# Exercise brief
Reprint the whole of the data exactly.

##### Data

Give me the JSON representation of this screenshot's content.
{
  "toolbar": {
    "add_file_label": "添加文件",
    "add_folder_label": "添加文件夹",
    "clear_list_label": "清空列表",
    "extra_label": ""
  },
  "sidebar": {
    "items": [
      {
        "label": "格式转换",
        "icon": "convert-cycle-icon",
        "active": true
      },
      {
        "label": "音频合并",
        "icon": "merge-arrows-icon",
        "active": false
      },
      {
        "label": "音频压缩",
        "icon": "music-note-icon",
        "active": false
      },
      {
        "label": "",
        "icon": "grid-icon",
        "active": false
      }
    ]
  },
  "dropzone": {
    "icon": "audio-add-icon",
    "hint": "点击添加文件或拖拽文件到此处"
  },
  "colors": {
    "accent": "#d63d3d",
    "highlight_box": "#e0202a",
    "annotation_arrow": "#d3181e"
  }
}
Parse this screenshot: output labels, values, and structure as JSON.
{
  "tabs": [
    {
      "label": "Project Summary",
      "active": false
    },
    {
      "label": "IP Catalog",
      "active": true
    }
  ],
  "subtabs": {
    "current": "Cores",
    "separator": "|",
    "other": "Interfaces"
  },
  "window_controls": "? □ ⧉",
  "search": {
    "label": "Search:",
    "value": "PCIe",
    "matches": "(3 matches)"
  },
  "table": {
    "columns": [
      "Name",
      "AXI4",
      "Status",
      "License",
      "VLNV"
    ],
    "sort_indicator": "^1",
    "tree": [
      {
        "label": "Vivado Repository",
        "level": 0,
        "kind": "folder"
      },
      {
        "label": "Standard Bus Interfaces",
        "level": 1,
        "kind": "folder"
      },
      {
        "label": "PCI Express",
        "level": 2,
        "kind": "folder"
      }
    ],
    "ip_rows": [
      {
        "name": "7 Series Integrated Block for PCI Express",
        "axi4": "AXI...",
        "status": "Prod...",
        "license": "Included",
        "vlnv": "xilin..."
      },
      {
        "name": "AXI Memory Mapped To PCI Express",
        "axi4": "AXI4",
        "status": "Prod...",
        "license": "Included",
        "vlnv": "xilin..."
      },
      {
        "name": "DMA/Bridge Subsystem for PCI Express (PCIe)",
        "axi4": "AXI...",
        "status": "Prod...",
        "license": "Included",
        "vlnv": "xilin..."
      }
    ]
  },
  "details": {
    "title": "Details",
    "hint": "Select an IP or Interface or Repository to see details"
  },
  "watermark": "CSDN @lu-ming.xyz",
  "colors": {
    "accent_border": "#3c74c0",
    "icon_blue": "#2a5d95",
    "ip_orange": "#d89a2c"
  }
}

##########

# Output for this exercise
Give me the JSON representation of this screenshot's content.
{
  "toolbar": {
    "add_file_label": "添加文件",
    "add_folder_label": "添加文件夹",
    "clear_list_label": "清空列表",
    "extra_label": ""
  },
  "sidebar": {
    "items": [
      {
        "label": "格式转换",
        "icon": "convert-cycle-icon",
        "active": true
      },
      {
        "label": "音频合并",
        "icon": "merge-arrows-icon",
        "active": false
      },
      {
        "label": "音频压缩",
        "icon": "music-note-icon",
        "active": false
      },
      {
        "label": "",
        "icon": "grid-icon",
        "active": false
      }
    ]
  },
  "dropzone": {
    "icon": "audio-add-icon",
    "hint": "点击添加文件或拖拽文件到此处"
  },
  "colors": {
    "accent": "#d63d3d",
    "highlight_box": "#e0202a",
    "annotation_arrow": "#d3181e"
  }
}
Parse this screenshot: output labels, values, and structure as JSON.
{
  "tabs": [
    {
      "label": "Project Summary",
      "active": false
    },
    {
      "label": "IP Catalog",
      "active": true
    }
  ],
  "subtabs": {
    "current": "Cores",
    "separator": "|",
    "other": "Interfaces"
  },
  "window_controls": "? □ ⧉",
  "search": {
    "label": "Search:",
    "value": "PCIe",
    "matches": "(3 matches)"
  },
  "table": {
    "columns": [
      "Name",
      "AXI4",
      "Status",
      "License",
      "VLNV"
    ],
    "sort_indicator": "^1",
    "tree": [
      {
        "label": "Vivado Repository",
        "level": 0,
        "kind": "folder"
      },
      {
        "label": "Standard Bus Interfaces",
        "level": 1,
        "kind": "folder"
      },
      {
        "label": "PCI Express",
        "level": 2,
        "kind": "folder"
      }
    ],
    "ip_rows": [
      {
        "name": "7 Series Integrated Block for PCI Express",
        "axi4": "AXI...",
        "status": "Prod...",
        "license": "Included",
        "vlnv": "xilin..."
      },
      {
        "name": "AXI Memory Mapped To PCI Express",
        "axi4": "AXI4",
        "status": "Prod...",
        "license": "Included",
        "vlnv": "xilin..."
      },
      {
        "name": "DMA/Bridge Subsystem for PCI Express (PCIe)",
        "axi4": "AXI...",
        "status": "Prod...",
        "license": "Included",
        "vlnv": "xilin..."
      }
    ]
  },
  "details": {
    "title": "Details",
    "hint": "Select an IP or Interface or Repository to see details"
  },
  "watermark": "CSDN @lu-ming.xyz",
  "colors": {
    "accent_border": "#3c74c0",
    "icon_blue": "#2a5d95",
    "ip_orange": "#d89a2c"
  }
}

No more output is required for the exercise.